[Website and app data records]
========
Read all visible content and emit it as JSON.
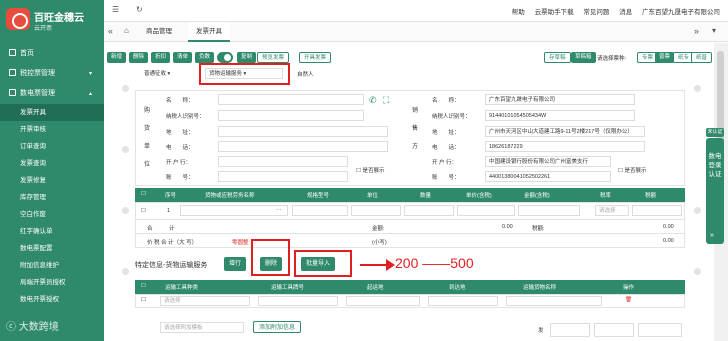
{
  "brand": {
    "title": "百旺金穗云",
    "subtitle": "云开票"
  },
  "sidebar": {
    "items": [
      {
        "label": "首页"
      },
      {
        "label": "税控票管理"
      },
      {
        "label": "数电票管理"
      }
    ],
    "sub": [
      "发票开具",
      "开票审核",
      "订单查询",
      "发票查询",
      "发票修复",
      "库存管理",
      "空白作废",
      "红字确认单",
      "数电票配置",
      "附加信息维护",
      "局端开票员授权",
      "数电开票授权"
    ]
  },
  "topbar": {
    "links": [
      "帮助",
      "云票助手下载",
      "常见问题",
      "消息",
      "广东百望九晟电子有限公司"
    ]
  },
  "tabs": [
    "商品管理",
    "发票开具"
  ],
  "toolbar": {
    "buttons": [
      "新增",
      "删除",
      "折扣",
      "清单",
      "负数",
      "复制",
      "预览发票",
      "开具发票"
    ],
    "right_buttons": [
      "存草稿",
      "草稿箱"
    ],
    "ticket_label": "请选择票种:",
    "ticket_types": [
      "专票",
      "普票",
      "纸专",
      "纸普"
    ]
  },
  "form": {
    "invoice_type": "普通征收",
    "scene": "货物运输服务",
    "self_issue": "自然人",
    "buyer_vertical": "购货单位",
    "buyer_labels": [
      "名　　称：",
      "纳税人识别号：",
      "地　　址：",
      "电　　话：",
      "开 户 行：",
      "账　　号："
    ],
    "seller_vertical": "销售方",
    "seller_labels": [
      "名　　称：",
      "纳税人识别号：",
      "地　　址：",
      "电　　话：",
      "开 户 行：",
      "账　　号："
    ],
    "seller_values": [
      "广东百望九晟电子有限公司",
      "91440101054505434W",
      "广州市天河区中山大道建工路9-11号2楼217号（仅限办公）",
      "18626187229",
      "中国建设银行股份有限公司广州富美支行",
      "44001380041052502261"
    ],
    "show_label": "是否展示"
  },
  "table": {
    "headers": [
      "序号",
      "货物或应税劳务名称",
      "规格型号",
      "单位",
      "数量",
      "单价(含税)",
      "金额(含税)",
      "税率",
      "税额"
    ],
    "row_index": "1",
    "rate_placeholder": "请选择",
    "total_label": "合　　　计",
    "amount_label": "金额:",
    "amount_value": "0.00",
    "tax_label": "税额:",
    "tax_value": "0.00",
    "price_tax_label": "价 税 合 计（大 写）",
    "price_tax_value": "零圆整",
    "lower_label": "(小写)",
    "lower_value": "0.00"
  },
  "special": {
    "title": "特定信息-货物运输服务",
    "add": "增行",
    "delete": "删除",
    "import": "批量导入",
    "headers": [
      "运输工具种类",
      "运输工具牌号",
      "起运地",
      "到达地",
      "运输货物名称",
      "操作"
    ],
    "select_placeholder": "请选择",
    "extra_placeholder": "请选择附加模板",
    "extra_button": "添加附加信息",
    "side_label": "发"
  },
  "annotation": "200 ——500",
  "right_tab": {
    "badge": "未认证",
    "text": "数电登录认证"
  }
}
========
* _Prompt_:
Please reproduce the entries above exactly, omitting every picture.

* _Answer to this task_:
Read all visible content and emit it as JSON.
{
  "brand": {
    "title": "百旺金穗云",
    "subtitle": "云开票"
  },
  "sidebar": {
    "items": [
      {
        "label": "首页"
      },
      {
        "label": "税控票管理"
      },
      {
        "label": "数电票管理"
      }
    ],
    "sub": [
      "发票开具",
      "开票审核",
      "订单查询",
      "发票查询",
      "发票修复",
      "库存管理",
      "空白作废",
      "红字确认单",
      "数电票配置",
      "附加信息维护",
      "局端开票员授权",
      "数电开票授权"
    ]
  },
  "topbar": {
    "links": [
      "帮助",
      "云票助手下载",
      "常见问题",
      "消息",
      "广东百望九晟电子有限公司"
    ]
  },
  "tabs": [
    "商品管理",
    "发票开具"
  ],
  "toolbar": {
    "buttons": [
      "新增",
      "删除",
      "折扣",
      "清单",
      "负数",
      "复制",
      "预览发票",
      "开具发票"
    ],
    "right_buttons": [
      "存草稿",
      "草稿箱"
    ],
    "ticket_label": "请选择票种:",
    "ticket_types": [
      "专票",
      "普票",
      "纸专",
      "纸普"
    ]
  },
  "form": {
    "invoice_type": "普通征收",
    "scene": "货物运输服务",
    "self_issue": "自然人",
    "buyer_vertical": "购货单位",
    "buyer_labels": [
      "名　　称：",
      "纳税人识别号：",
      "地　　址：",
      "电　　话：",
      "开 户 行：",
      "账　　号："
    ],
    "seller_vertical": "销售方",
    "seller_labels": [
      "名　　称：",
      "纳税人识别号：",
      "地　　址：",
      "电　　话：",
      "开 户 行：",
      "账　　号："
    ],
    "seller_values": [
      "广东百望九晟电子有限公司",
      "91440101054505434W",
      "广州市天河区中山大道建工路9-11号2楼217号（仅限办公）",
      "18626187229",
      "中国建设银行股份有限公司广州富美支行",
      "44001380041052502261"
    ],
    "show_label": "是否展示"
  },
  "table": {
    "headers": [
      "序号",
      "货物或应税劳务名称",
      "规格型号",
      "单位",
      "数量",
      "单价(含税)",
      "金额(含税)",
      "税率",
      "税额"
    ],
    "row_index": "1",
    "rate_placeholder": "请选择",
    "total_label": "合　　　计",
    "amount_label": "金额:",
    "amount_value": "0.00",
    "tax_label": "税额:",
    "tax_value": "0.00",
    "price_tax_label": "价 税 合 计（大 写）",
    "price_tax_value": "零圆整",
    "lower_label": "(小写)",
    "lower_value": "0.00"
  },
  "special": {
    "title": "特定信息-货物运输服务",
    "add": "增行",
    "delete": "删除",
    "import": "批量导入",
    "headers": [
      "运输工具种类",
      "运输工具牌号",
      "起运地",
      "到达地",
      "运输货物名称",
      "操作"
    ],
    "select_placeholder": "请选择",
    "extra_placeholder": "请选择附加模板",
    "extra_button": "添加附加信息",
    "side_label": "发"
  },
  "annotation": "200 ——500",
  "right_tab": {
    "badge": "未认证",
    "text": "数电登录认证"
  }
}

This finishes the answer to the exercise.